Count the lines in the following data that include "circle". Please write only the number.
┄┄┄┄┄┄┄┄┄┄┄┄┄┄┄┄┄┄┄┄
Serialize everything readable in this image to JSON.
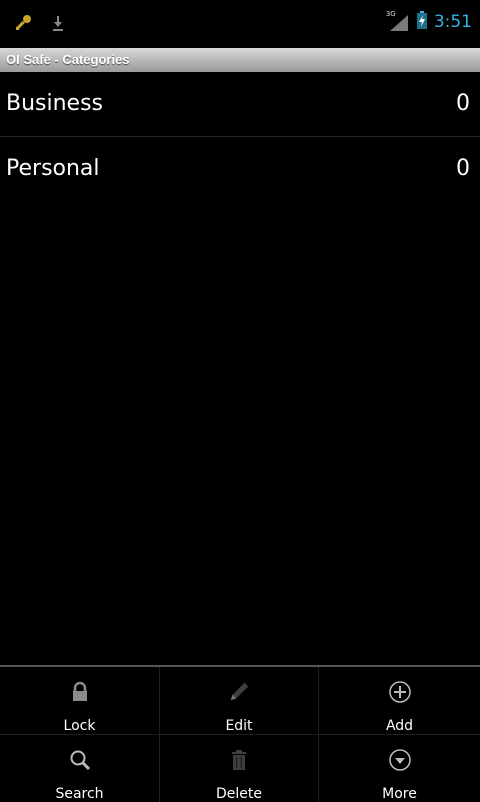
{
  "status_bar": {
    "left_icons": [
      "key-icon",
      "download-icon"
    ],
    "network_label": "3G",
    "time": "3:51",
    "accent_color": "#33b5e5"
  },
  "title_bar": {
    "title": "OI Safe - Categories"
  },
  "categories": [
    {
      "name": "Business",
      "count": "0"
    },
    {
      "name": "Personal",
      "count": "0"
    }
  ],
  "menu": {
    "items": [
      {
        "label": "Lock",
        "icon": "lock-icon"
      },
      {
        "label": "Edit",
        "icon": "pencil-icon"
      },
      {
        "label": "Add",
        "icon": "plus-circle-icon"
      },
      {
        "label": "Search",
        "icon": "search-icon"
      },
      {
        "label": "Delete",
        "icon": "trash-icon"
      },
      {
        "label": "More",
        "icon": "chevron-down-circle-icon"
      }
    ]
  }
}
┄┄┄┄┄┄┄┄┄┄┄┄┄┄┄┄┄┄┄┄
Answer space:
2